- _Exercise prompt_:
The full set of entries below is to be returned unchanged.

(Data extracted from a collection)

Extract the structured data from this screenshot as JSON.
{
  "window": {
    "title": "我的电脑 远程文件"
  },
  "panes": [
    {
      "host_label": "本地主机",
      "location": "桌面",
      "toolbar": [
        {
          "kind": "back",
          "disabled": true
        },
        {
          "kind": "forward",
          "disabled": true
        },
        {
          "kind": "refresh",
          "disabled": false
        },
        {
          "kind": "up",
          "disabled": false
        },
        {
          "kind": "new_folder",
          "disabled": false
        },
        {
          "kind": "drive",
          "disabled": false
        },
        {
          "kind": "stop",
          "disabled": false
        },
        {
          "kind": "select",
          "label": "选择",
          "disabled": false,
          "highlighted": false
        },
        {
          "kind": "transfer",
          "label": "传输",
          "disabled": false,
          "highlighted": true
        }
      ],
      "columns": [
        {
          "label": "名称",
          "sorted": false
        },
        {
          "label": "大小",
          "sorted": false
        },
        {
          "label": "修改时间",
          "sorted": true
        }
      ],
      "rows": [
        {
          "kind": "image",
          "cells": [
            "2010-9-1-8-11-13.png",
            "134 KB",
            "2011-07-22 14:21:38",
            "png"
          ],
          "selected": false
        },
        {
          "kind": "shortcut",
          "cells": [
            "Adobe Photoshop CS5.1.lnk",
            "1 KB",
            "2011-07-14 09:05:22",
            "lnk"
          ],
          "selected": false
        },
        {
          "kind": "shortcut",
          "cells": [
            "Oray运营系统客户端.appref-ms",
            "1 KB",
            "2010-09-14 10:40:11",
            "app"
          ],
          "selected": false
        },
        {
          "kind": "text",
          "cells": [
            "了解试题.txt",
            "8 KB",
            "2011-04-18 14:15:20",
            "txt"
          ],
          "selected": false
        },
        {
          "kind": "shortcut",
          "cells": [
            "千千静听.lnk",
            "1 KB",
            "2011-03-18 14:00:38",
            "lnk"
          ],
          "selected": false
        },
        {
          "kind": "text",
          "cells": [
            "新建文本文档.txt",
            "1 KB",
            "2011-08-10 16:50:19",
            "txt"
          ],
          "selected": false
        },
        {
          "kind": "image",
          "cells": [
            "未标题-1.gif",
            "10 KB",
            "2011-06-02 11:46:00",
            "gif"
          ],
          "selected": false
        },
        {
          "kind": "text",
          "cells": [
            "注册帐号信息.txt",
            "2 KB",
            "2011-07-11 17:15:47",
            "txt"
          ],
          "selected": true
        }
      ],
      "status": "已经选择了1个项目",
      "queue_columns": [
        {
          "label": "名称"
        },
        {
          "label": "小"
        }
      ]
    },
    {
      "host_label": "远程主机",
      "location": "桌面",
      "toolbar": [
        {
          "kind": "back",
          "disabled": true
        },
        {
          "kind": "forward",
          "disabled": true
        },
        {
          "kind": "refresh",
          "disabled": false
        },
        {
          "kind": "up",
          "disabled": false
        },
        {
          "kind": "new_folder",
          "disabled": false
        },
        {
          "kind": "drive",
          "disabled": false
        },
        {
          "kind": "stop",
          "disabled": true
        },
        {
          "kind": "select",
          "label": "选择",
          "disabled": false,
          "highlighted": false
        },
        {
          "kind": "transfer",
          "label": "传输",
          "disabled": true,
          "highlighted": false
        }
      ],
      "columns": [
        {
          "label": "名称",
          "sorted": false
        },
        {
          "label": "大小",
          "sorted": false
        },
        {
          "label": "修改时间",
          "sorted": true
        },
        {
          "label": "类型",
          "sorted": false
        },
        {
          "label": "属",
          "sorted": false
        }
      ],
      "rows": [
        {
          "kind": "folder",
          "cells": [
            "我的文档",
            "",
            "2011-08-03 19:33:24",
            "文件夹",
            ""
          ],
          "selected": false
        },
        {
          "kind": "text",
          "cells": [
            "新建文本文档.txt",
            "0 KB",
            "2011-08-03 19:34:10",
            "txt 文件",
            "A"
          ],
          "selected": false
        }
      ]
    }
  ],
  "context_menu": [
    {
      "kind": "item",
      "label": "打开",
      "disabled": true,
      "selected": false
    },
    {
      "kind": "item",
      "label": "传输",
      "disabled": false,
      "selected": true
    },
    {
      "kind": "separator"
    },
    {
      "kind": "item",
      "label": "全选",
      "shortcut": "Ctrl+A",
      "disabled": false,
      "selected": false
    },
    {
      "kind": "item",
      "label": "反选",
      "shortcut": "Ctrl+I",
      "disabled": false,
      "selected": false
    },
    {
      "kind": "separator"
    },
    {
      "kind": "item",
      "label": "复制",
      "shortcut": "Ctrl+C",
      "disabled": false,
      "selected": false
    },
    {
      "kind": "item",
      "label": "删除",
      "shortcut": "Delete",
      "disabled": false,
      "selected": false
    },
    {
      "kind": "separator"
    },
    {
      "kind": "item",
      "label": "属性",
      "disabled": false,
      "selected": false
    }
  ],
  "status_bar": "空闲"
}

- _Exercise solution_:
Extract the structured data from this screenshot as JSON.
{
  "window": {
    "title": "我的电脑 远程文件"
  },
  "panes": [
    {
      "host_label": "本地主机",
      "location": "桌面",
      "toolbar": [
        {
          "kind": "back",
          "disabled": true
        },
        {
          "kind": "forward",
          "disabled": true
        },
        {
          "kind": "refresh",
          "disabled": false
        },
        {
          "kind": "up",
          "disabled": false
        },
        {
          "kind": "new_folder",
          "disabled": false
        },
        {
          "kind": "drive",
          "disabled": false
        },
        {
          "kind": "stop",
          "disabled": false
        },
        {
          "kind": "select",
          "label": "选择",
          "disabled": false,
          "highlighted": false
        },
        {
          "kind": "transfer",
          "label": "传输",
          "disabled": false,
          "highlighted": true
        }
      ],
      "columns": [
        {
          "label": "名称",
          "sorted": false
        },
        {
          "label": "大小",
          "sorted": false
        },
        {
          "label": "修改时间",
          "sorted": true
        }
      ],
      "rows": [
        {
          "kind": "image",
          "cells": [
            "2010-9-1-8-11-13.png",
            "134 KB",
            "2011-07-22 14:21:38",
            "png"
          ],
          "selected": false
        },
        {
          "kind": "shortcut",
          "cells": [
            "Adobe Photoshop CS5.1.lnk",
            "1 KB",
            "2011-07-14 09:05:22",
            "lnk"
          ],
          "selected": false
        },
        {
          "kind": "shortcut",
          "cells": [
            "Oray运营系统客户端.appref-ms",
            "1 KB",
            "2010-09-14 10:40:11",
            "app"
          ],
          "selected": false
        },
        {
          "kind": "text",
          "cells": [
            "了解试题.txt",
            "8 KB",
            "2011-04-18 14:15:20",
            "txt"
          ],
          "selected": false
        },
        {
          "kind": "shortcut",
          "cells": [
            "千千静听.lnk",
            "1 KB",
            "2011-03-18 14:00:38",
            "lnk"
          ],
          "selected": false
        },
        {
          "kind": "text",
          "cells": [
            "新建文本文档.txt",
            "1 KB",
            "2011-08-10 16:50:19",
            "txt"
          ],
          "selected": false
        },
        {
          "kind": "image",
          "cells": [
            "未标题-1.gif",
            "10 KB",
            "2011-06-02 11:46:00",
            "gif"
          ],
          "selected": false
        },
        {
          "kind": "text",
          "cells": [
            "注册帐号信息.txt",
            "2 KB",
            "2011-07-11 17:15:47",
            "txt"
          ],
          "selected": true
        }
      ],
      "status": "已经选择了1个项目",
      "queue_columns": [
        {
          "label": "名称"
        },
        {
          "label": "小"
        }
      ]
    },
    {
      "host_label": "远程主机",
      "location": "桌面",
      "toolbar": [
        {
          "kind": "back",
          "disabled": true
        },
        {
          "kind": "forward",
          "disabled": true
        },
        {
          "kind": "refresh",
          "disabled": false
        },
        {
          "kind": "up",
          "disabled": false
        },
        {
          "kind": "new_folder",
          "disabled": false
        },
        {
          "kind": "drive",
          "disabled": false
        },
        {
          "kind": "stop",
          "disabled": true
        },
        {
          "kind": "select",
          "label": "选择",
          "disabled": false,
          "highlighted": false
        },
        {
          "kind": "transfer",
          "label": "传输",
          "disabled": true,
          "highlighted": false
        }
      ],
      "columns": [
        {
          "label": "名称",
          "sorted": false
        },
        {
          "label": "大小",
          "sorted": false
        },
        {
          "label": "修改时间",
          "sorted": true
        },
        {
          "label": "类型",
          "sorted": false
        },
        {
          "label": "属",
          "sorted": false
        }
      ],
      "rows": [
        {
          "kind": "folder",
          "cells": [
            "我的文档",
            "",
            "2011-08-03 19:33:24",
            "文件夹",
            ""
          ],
          "selected": false
        },
        {
          "kind": "text",
          "cells": [
            "新建文本文档.txt",
            "0 KB",
            "2011-08-03 19:34:10",
            "txt 文件",
            "A"
          ],
          "selected": false
        }
      ]
    }
  ],
  "context_menu": [
    {
      "kind": "item",
      "label": "打开",
      "disabled": true,
      "selected": false
    },
    {
      "kind": "item",
      "label": "传输",
      "disabled": false,
      "selected": true
    },
    {
      "kind": "separator"
    },
    {
      "kind": "item",
      "label": "全选",
      "shortcut": "Ctrl+A",
      "disabled": false,
      "selected": false
    },
    {
      "kind": "item",
      "label": "反选",
      "shortcut": "Ctrl+I",
      "disabled": false,
      "selected": false
    },
    {
      "kind": "separator"
    },
    {
      "kind": "item",
      "label": "复制",
      "shortcut": "Ctrl+C",
      "disabled": false,
      "selected": false
    },
    {
      "kind": "item",
      "label": "删除",
      "shortcut": "Delete",
      "disabled": false,
      "selected": false
    },
    {
      "kind": "separator"
    },
    {
      "kind": "item",
      "label": "属性",
      "disabled": false,
      "selected": false
    }
  ],
  "status_bar": "空闲"
}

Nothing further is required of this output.